THE PROBLEM
Set down each record that follows exactly. Drop the images.

MATERIAL FOR THIS EXERCISE
■ ■ ■ ■

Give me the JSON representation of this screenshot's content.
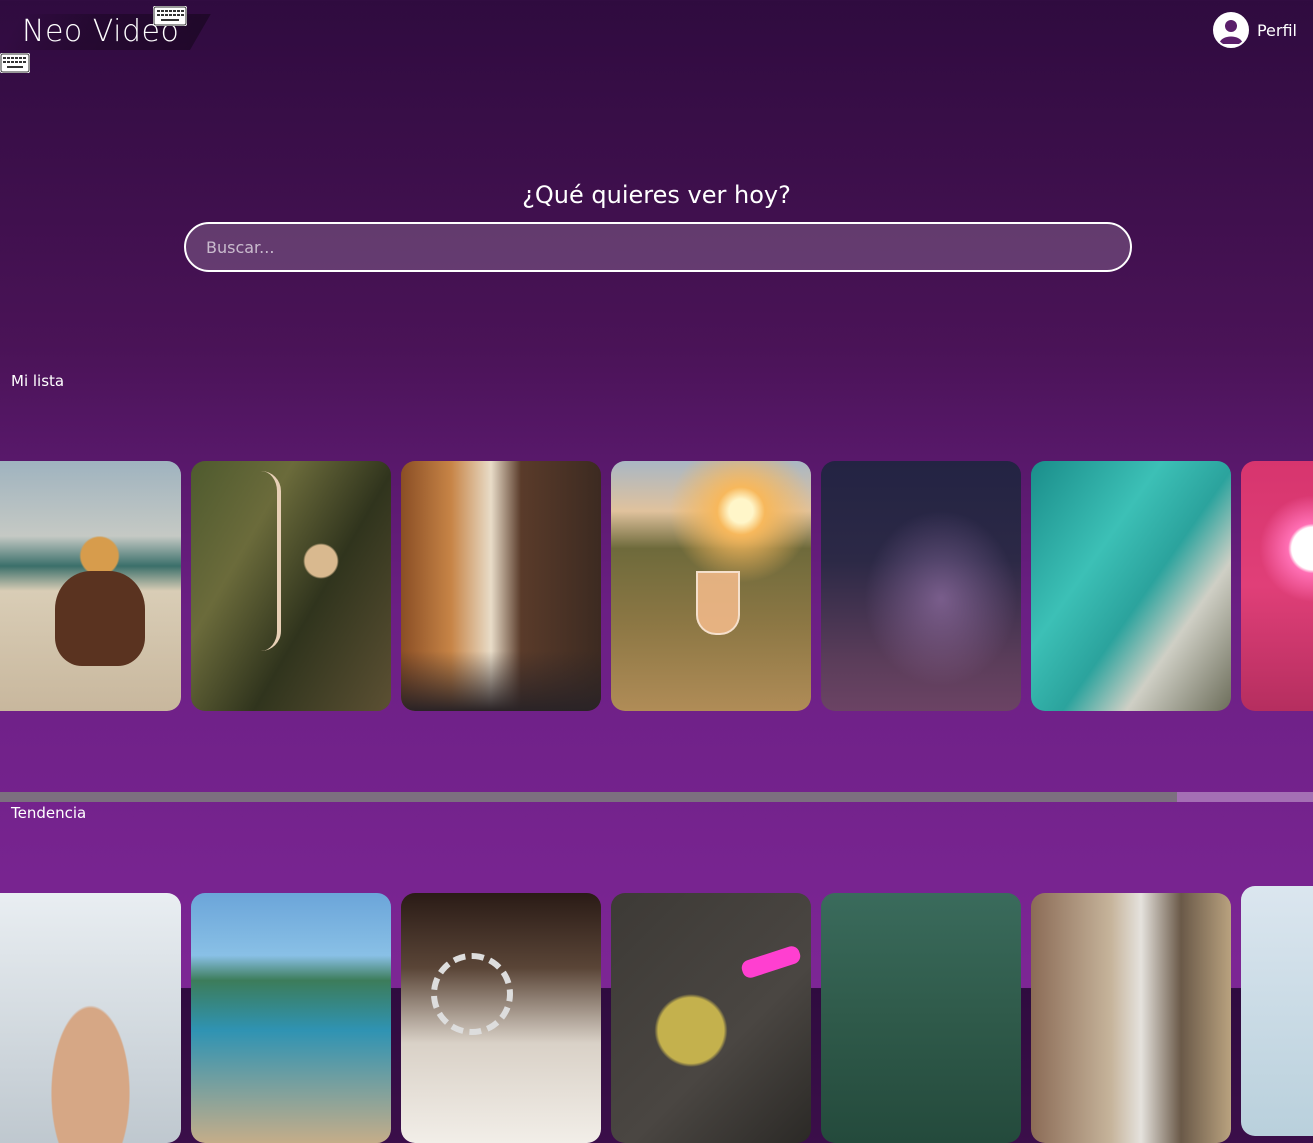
{
  "app": {
    "title": "Neo Video"
  },
  "header": {
    "profile_label": "Perfil"
  },
  "hero": {
    "title": "¿Qué quieres ver hoy?",
    "search_placeholder": "Buscar..."
  },
  "sections": [
    {
      "title": "Mi lista",
      "items": [
        "rodeo-horse",
        "archer",
        "city-street",
        "sunset-wine",
        "milky-way",
        "ocean-coast",
        "neon-sign"
      ]
    },
    {
      "title": "Tendencia",
      "items": [
        "smiling-woman",
        "beach-people",
        "restaurant-interior",
        "color-paint-man",
        "forest",
        "city-signs",
        "sky"
      ]
    }
  ],
  "icons": {
    "keyboard": "keyboard-icon",
    "profile": "user-avatar-icon"
  },
  "colors": {
    "background_top": "#2f0b3f",
    "background_bottom": "#7d2695",
    "scroll_thumb": "#7c6f7f"
  },
  "scroll": {
    "row_scroll_fraction": 0.9
  }
}
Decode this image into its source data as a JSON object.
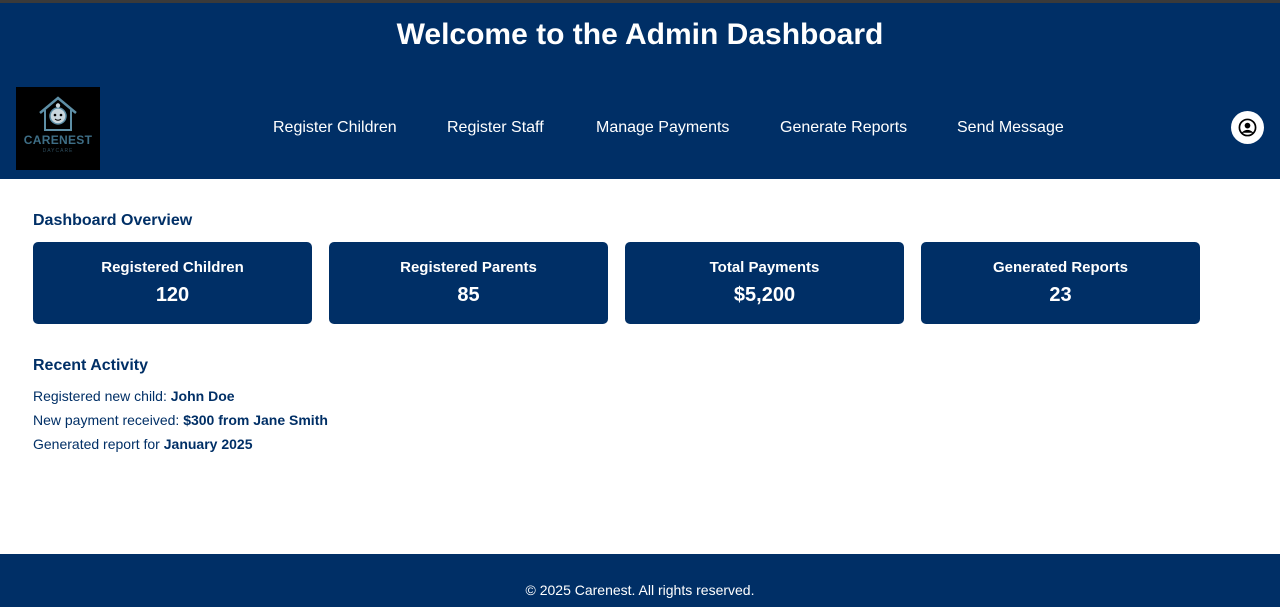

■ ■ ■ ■

EXERCISE RESULT
Give me the JSON representation of this screenshot's content.
{
  "app": {
    "title": "Neo Video"
  },
  "header": {
    "profile_label": "Perfil"
  },
  "hero": {
    "title": "¿Qué quieres ver hoy?",
    "search_placeholder": "Buscar..."
  },
  "sections": [
    {
      "title": "Mi lista",
      "items": [
        "rodeo-horse",
        "archer",
        "city-street",
        "sunset-wine",
        "milky-way",
        "ocean-coast",
        "neon-sign"
      ]
    },
    {
      "title": "Tendencia",
      "items": [
        "smiling-woman",
        "beach-people",
        "restaurant-interior",
        "color-paint-man",
        "forest",
        "city-signs",
        "sky"
      ]
    }
  ],
  "icons": {
    "keyboard": "keyboard-icon",
    "profile": "user-avatar-icon"
  },
  "colors": {
    "background_top": "#2f0b3f",
    "background_bottom": "#7d2695",
    "scroll_thumb": "#7c6f7f"
  },
  "scroll": {
    "row_scroll_fraction": 0.9
  }
}
Decode this image into its source data as a JSON object.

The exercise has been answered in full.